DATA IN THIS EXERCISE:
=-=-=-=-=

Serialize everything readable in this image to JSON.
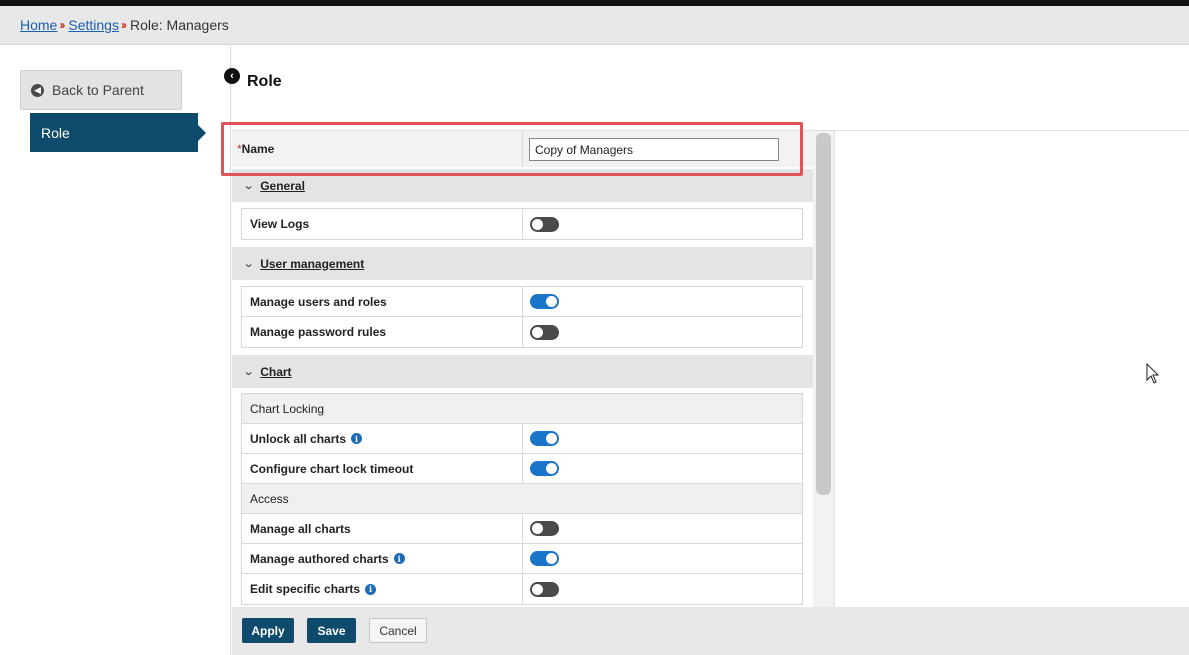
{
  "breadcrumb": {
    "home": "Home",
    "settings": "Settings",
    "current": "Role: Managers",
    "separator": "››"
  },
  "sidebar": {
    "back_label": "Back to Parent",
    "active_item": "Role"
  },
  "page": {
    "title": "Role"
  },
  "form": {
    "name_label": "Name",
    "required_mark": "*",
    "name_value": "Copy of Managers"
  },
  "sections": {
    "general": {
      "title": "General",
      "rows": [
        {
          "label": "View Logs",
          "enabled": false
        }
      ]
    },
    "user_management": {
      "title": "User management",
      "rows": [
        {
          "label": "Manage users and roles",
          "enabled": true
        },
        {
          "label": "Manage password rules",
          "enabled": false
        }
      ]
    },
    "chart": {
      "title": "Chart",
      "subgroups": [
        {
          "title": "Chart Locking",
          "rows": [
            {
              "label": "Unlock all charts",
              "info": true,
              "enabled": true
            },
            {
              "label": "Configure chart lock timeout",
              "info": false,
              "enabled": true
            }
          ]
        },
        {
          "title": "Access",
          "rows": [
            {
              "label": "Manage all charts",
              "info": false,
              "enabled": false
            },
            {
              "label": "Manage authored charts",
              "info": true,
              "enabled": true
            },
            {
              "label": "Edit specific charts",
              "info": true,
              "enabled": false
            }
          ]
        }
      ]
    }
  },
  "footer": {
    "apply": "Apply",
    "save": "Save",
    "cancel": "Cancel"
  },
  "colors": {
    "primary": "#0e4a6b",
    "toggle_on": "#1a74c9",
    "toggle_off": "#4a4a4a",
    "highlight": "#e05255",
    "link": "#1a5fb4"
  },
  "icons": {
    "back": "circle-arrow-left-icon",
    "title": "circle-chevron-left-icon",
    "chevron": "chevron-down-icon",
    "info": "info-icon",
    "cursor": "mouse-pointer-icon"
  }
}
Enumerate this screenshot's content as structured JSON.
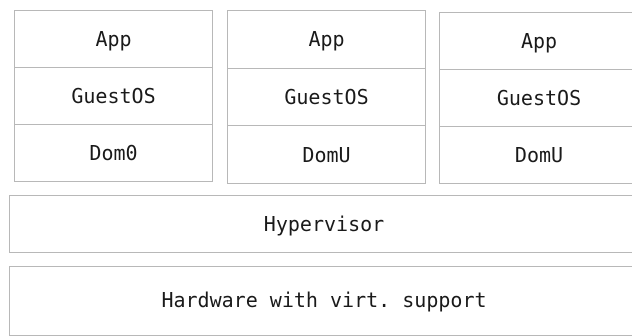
{
  "stacks": [
    {
      "app": "App",
      "guest_os": "GuestOS",
      "domain": "Dom0"
    },
    {
      "app": "App",
      "guest_os": "GuestOS",
      "domain": "DomU"
    },
    {
      "app": "App",
      "guest_os": "GuestOS",
      "domain": "DomU"
    }
  ],
  "hypervisor": "Hypervisor",
  "hardware": "Hardware with virt. support",
  "colors": {
    "border": "#b8b8b8",
    "text": "#1a1a1a",
    "background": "#ffffff"
  }
}
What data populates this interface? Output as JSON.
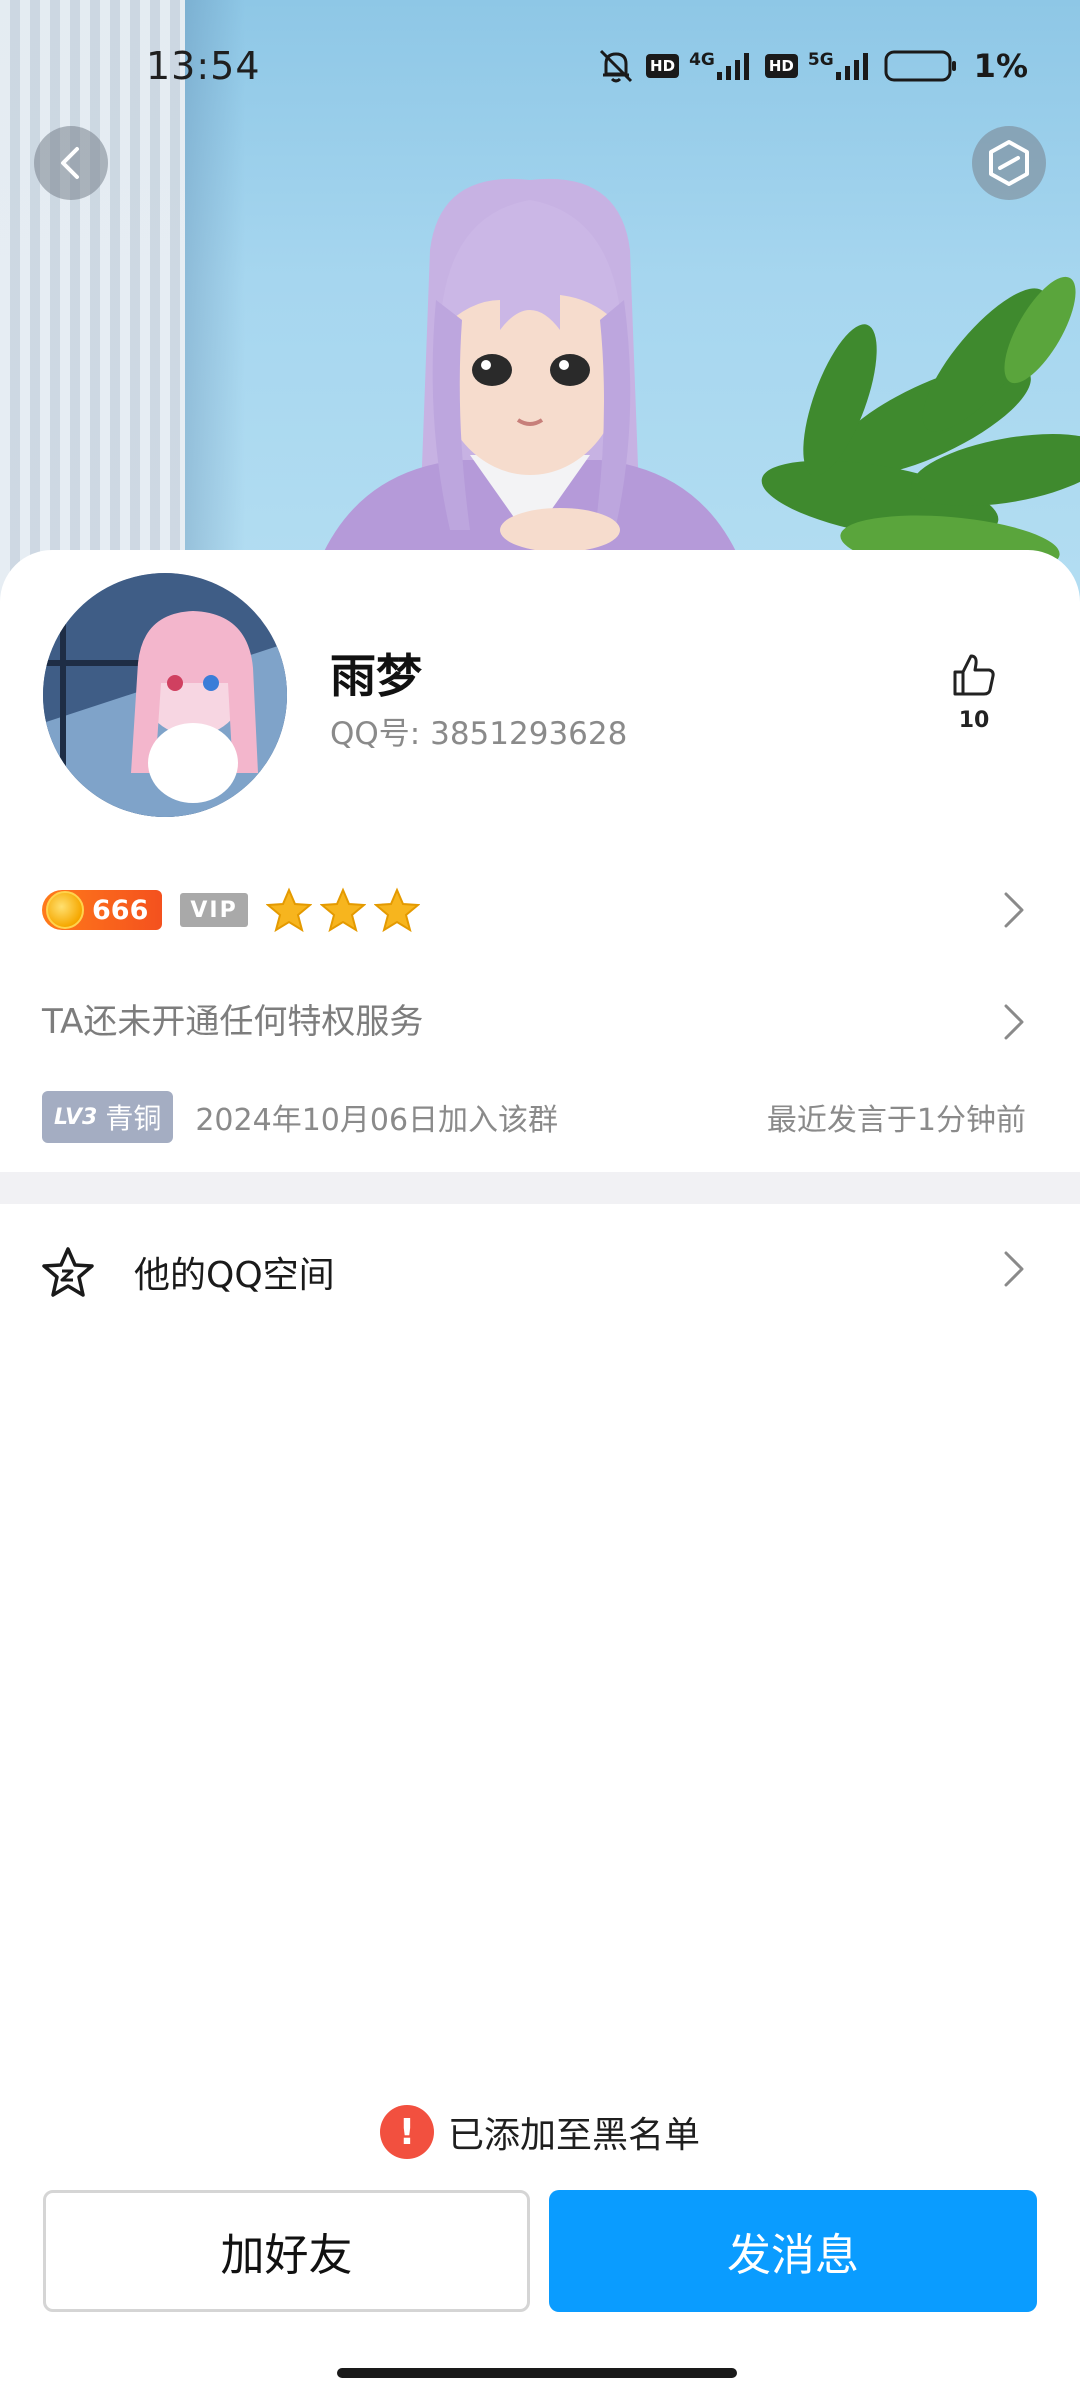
{
  "status_bar": {
    "time": "13:54",
    "hd_label": "HD",
    "net_4g": "4G",
    "net_5g": "5G",
    "battery_percent": "1%"
  },
  "header": {
    "back_icon": "back-arrow-icon",
    "share_icon": "hexagon-share-icon"
  },
  "profile": {
    "name": "雨梦",
    "qq_number": "QQ号: 3851293628",
    "like_count": "10"
  },
  "badges": {
    "coin_value": "666",
    "vip_label": "VIP",
    "star_count": 3
  },
  "service_text": "TA还未开通任何特权服务",
  "group": {
    "level_num": "LV3",
    "level_name": "青铜",
    "join_text": "2024年10月06日加入该群",
    "last_speak": "最近发言于1分钟前"
  },
  "qzone": {
    "label": "他的QQ空间"
  },
  "notice": {
    "icon_text": "!",
    "text": "已添加至黑名单"
  },
  "buttons": {
    "add_friend": "加好友",
    "send_message": "发消息"
  },
  "colors": {
    "primary_blue": "#0a9cff",
    "warning_red": "#f2503f",
    "coin_orange": "#f4511e"
  }
}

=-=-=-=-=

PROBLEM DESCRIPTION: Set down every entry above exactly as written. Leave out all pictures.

OUTPUT OF THE EXERCISE:
Serialize everything readable in this image to JSON.
{
  "breadcrumb": {
    "home": "Home",
    "settings": "Settings",
    "current": "Role: Managers",
    "separator": "››"
  },
  "sidebar": {
    "back_label": "Back to Parent",
    "active_item": "Role"
  },
  "page": {
    "title": "Role"
  },
  "form": {
    "name_label": "Name",
    "required_mark": "*",
    "name_value": "Copy of Managers"
  },
  "sections": {
    "general": {
      "title": "General",
      "rows": [
        {
          "label": "View Logs",
          "enabled": false
        }
      ]
    },
    "user_management": {
      "title": "User management",
      "rows": [
        {
          "label": "Manage users and roles",
          "enabled": true
        },
        {
          "label": "Manage password rules",
          "enabled": false
        }
      ]
    },
    "chart": {
      "title": "Chart",
      "subgroups": [
        {
          "title": "Chart Locking",
          "rows": [
            {
              "label": "Unlock all charts",
              "info": true,
              "enabled": true
            },
            {
              "label": "Configure chart lock timeout",
              "info": false,
              "enabled": true
            }
          ]
        },
        {
          "title": "Access",
          "rows": [
            {
              "label": "Manage all charts",
              "info": false,
              "enabled": false
            },
            {
              "label": "Manage authored charts",
              "info": true,
              "enabled": true
            },
            {
              "label": "Edit specific charts",
              "info": true,
              "enabled": false
            }
          ]
        }
      ]
    }
  },
  "footer": {
    "apply": "Apply",
    "save": "Save",
    "cancel": "Cancel"
  },
  "colors": {
    "primary": "#0e4a6b",
    "toggle_on": "#1a74c9",
    "toggle_off": "#4a4a4a",
    "highlight": "#e05255",
    "link": "#1a5fb4"
  },
  "icons": {
    "back": "circle-arrow-left-icon",
    "title": "circle-chevron-left-icon",
    "chevron": "chevron-down-icon",
    "info": "info-icon",
    "cursor": "mouse-pointer-icon"
  }
}
Enumerate this screenshot's content as structured JSON.
{
  "stacks": [
    {
      "app": "App",
      "guest_os": "GuestOS",
      "domain": "Dom0"
    },
    {
      "app": "App",
      "guest_os": "GuestOS",
      "domain": "DomU"
    },
    {
      "app": "App",
      "guest_os": "GuestOS",
      "domain": "DomU"
    }
  ],
  "hypervisor": "Hypervisor",
  "hardware": "Hardware with virt. support",
  "colors": {
    "border": "#b8b8b8",
    "text": "#1a1a1a",
    "background": "#ffffff"
  }
}
What data populates this interface? Output as JSON.
{
  "status_bar": {
    "time": "13:54",
    "hd_label": "HD",
    "net_4g": "4G",
    "net_5g": "5G",
    "battery_percent": "1%"
  },
  "header": {
    "back_icon": "back-arrow-icon",
    "share_icon": "hexagon-share-icon"
  },
  "profile": {
    "name": "雨梦",
    "qq_number": "QQ号: 3851293628",
    "like_count": "10"
  },
  "badges": {
    "coin_value": "666",
    "vip_label": "VIP",
    "star_count": 3
  },
  "service_text": "TA还未开通任何特权服务",
  "group": {
    "level_num": "LV3",
    "level_name": "青铜",
    "join_text": "2024年10月06日加入该群",
    "last_speak": "最近发言于1分钟前"
  },
  "qzone": {
    "label": "他的QQ空间"
  },
  "notice": {
    "icon_text": "!",
    "text": "已添加至黑名单"
  },
  "buttons": {
    "add_friend": "加好友",
    "send_message": "发消息"
  },
  "colors": {
    "primary_blue": "#0a9cff",
    "warning_red": "#f2503f",
    "coin_orange": "#f4511e"
  }
}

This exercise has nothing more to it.